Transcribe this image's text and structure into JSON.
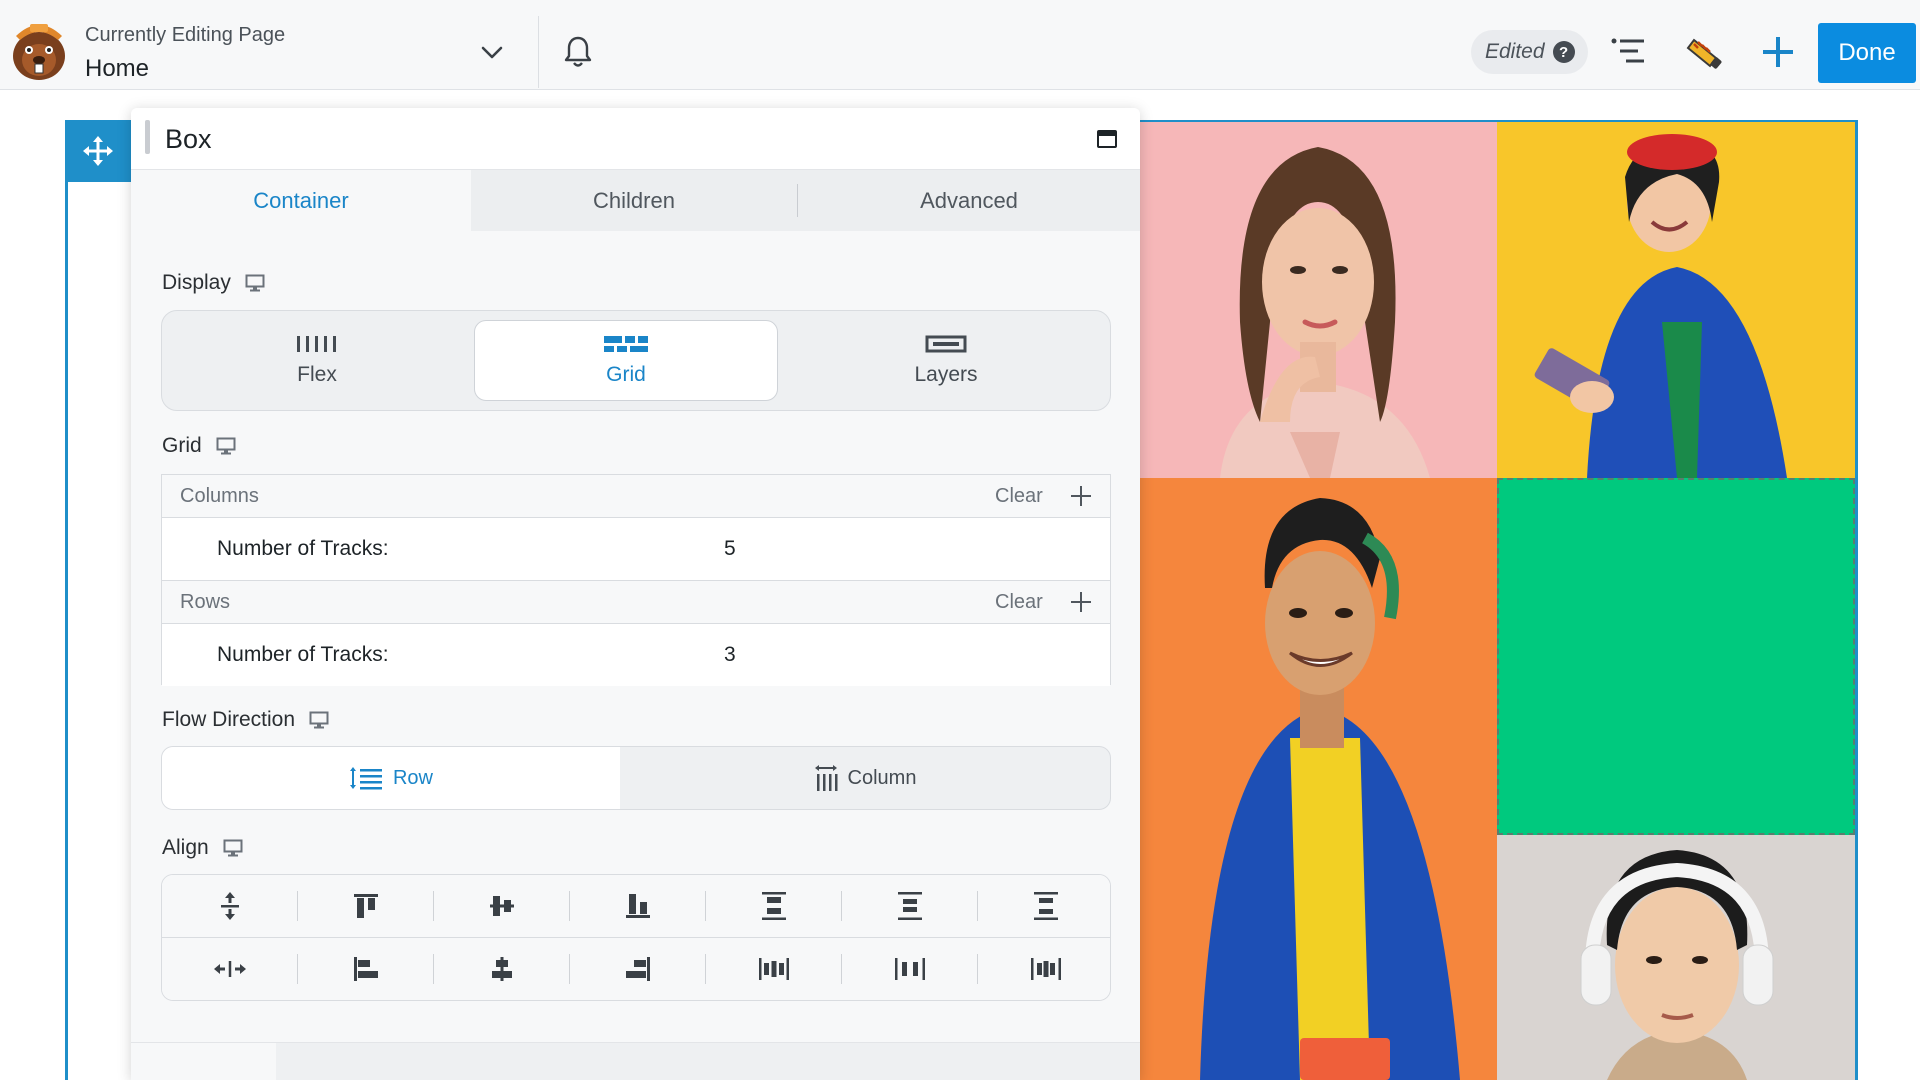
{
  "topbar": {
    "editing_label": "Currently Editing Page",
    "page_name": "Home",
    "edited_label": "Edited",
    "help_glyph": "?",
    "done_label": "Done",
    "accent": "#0b8ce0"
  },
  "panel": {
    "title": "Box",
    "tabs": [
      {
        "label": "Container",
        "active": true
      },
      {
        "label": "Children",
        "active": false
      },
      {
        "label": "Advanced",
        "active": false
      }
    ],
    "display": {
      "label": "Display",
      "options": [
        {
          "label": "Flex",
          "icon": "flex-icon"
        },
        {
          "label": "Grid",
          "icon": "grid-icon",
          "selected": true
        },
        {
          "label": "Layers",
          "icon": "layers-icon"
        }
      ]
    },
    "grid": {
      "label": "Grid",
      "columns": {
        "label": "Columns",
        "clear": "Clear",
        "tracks_label": "Number of Tracks:",
        "tracks": "5"
      },
      "rows": {
        "label": "Rows",
        "clear": "Clear",
        "tracks_label": "Number of Tracks:",
        "tracks": "3"
      }
    },
    "flow": {
      "label": "Flow Direction",
      "options": [
        {
          "label": "Row",
          "selected": true
        },
        {
          "label": "Column"
        }
      ]
    },
    "align": {
      "label": "Align",
      "row1_icons": [
        "align-stretch-vertical-icon",
        "align-top-icon",
        "align-middle-icon",
        "align-bottom-icon",
        "space-between-vertical-icon",
        "space-around-vertical-icon",
        "space-evenly-vertical-icon"
      ],
      "row2_icons": [
        "align-stretch-horizontal-icon",
        "align-left-icon",
        "align-center-icon",
        "align-right-icon",
        "space-between-horizontal-icon",
        "space-around-horizontal-icon",
        "space-evenly-horizontal-icon"
      ]
    }
  },
  "canvas": {
    "frame_color": "#1f8fc9",
    "cells": [
      {
        "name": "photo-woman-pink",
        "bg": "#f6b7b8"
      },
      {
        "name": "photo-woman-yellow",
        "bg": "#f8c62a"
      },
      {
        "name": "photo-man-orange",
        "bg": "#f5863d"
      },
      {
        "name": "empty-green-cell",
        "bg": "#00c97e"
      },
      {
        "name": "photo-man-headphones",
        "bg": "#d9d4d1"
      }
    ]
  }
}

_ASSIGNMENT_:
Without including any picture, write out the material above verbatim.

_SOLUTION FOR THIS TASK_:
Transcribe this image's text and structure into JSON.
{
  "topbar": {
    "editing_label": "Currently Editing Page",
    "page_name": "Home",
    "edited_label": "Edited",
    "help_glyph": "?",
    "done_label": "Done",
    "accent": "#0b8ce0"
  },
  "panel": {
    "title": "Box",
    "tabs": [
      {
        "label": "Container",
        "active": true
      },
      {
        "label": "Children",
        "active": false
      },
      {
        "label": "Advanced",
        "active": false
      }
    ],
    "display": {
      "label": "Display",
      "options": [
        {
          "label": "Flex",
          "icon": "flex-icon"
        },
        {
          "label": "Grid",
          "icon": "grid-icon",
          "selected": true
        },
        {
          "label": "Layers",
          "icon": "layers-icon"
        }
      ]
    },
    "grid": {
      "label": "Grid",
      "columns": {
        "label": "Columns",
        "clear": "Clear",
        "tracks_label": "Number of Tracks:",
        "tracks": "5"
      },
      "rows": {
        "label": "Rows",
        "clear": "Clear",
        "tracks_label": "Number of Tracks:",
        "tracks": "3"
      }
    },
    "flow": {
      "label": "Flow Direction",
      "options": [
        {
          "label": "Row",
          "selected": true
        },
        {
          "label": "Column"
        }
      ]
    },
    "align": {
      "label": "Align",
      "row1_icons": [
        "align-stretch-vertical-icon",
        "align-top-icon",
        "align-middle-icon",
        "align-bottom-icon",
        "space-between-vertical-icon",
        "space-around-vertical-icon",
        "space-evenly-vertical-icon"
      ],
      "row2_icons": [
        "align-stretch-horizontal-icon",
        "align-left-icon",
        "align-center-icon",
        "align-right-icon",
        "space-between-horizontal-icon",
        "space-around-horizontal-icon",
        "space-evenly-horizontal-icon"
      ]
    }
  },
  "canvas": {
    "frame_color": "#1f8fc9",
    "cells": [
      {
        "name": "photo-woman-pink",
        "bg": "#f6b7b8"
      },
      {
        "name": "photo-woman-yellow",
        "bg": "#f8c62a"
      },
      {
        "name": "photo-man-orange",
        "bg": "#f5863d"
      },
      {
        "name": "empty-green-cell",
        "bg": "#00c97e"
      },
      {
        "name": "photo-man-headphones",
        "bg": "#d9d4d1"
      }
    ]
  }
}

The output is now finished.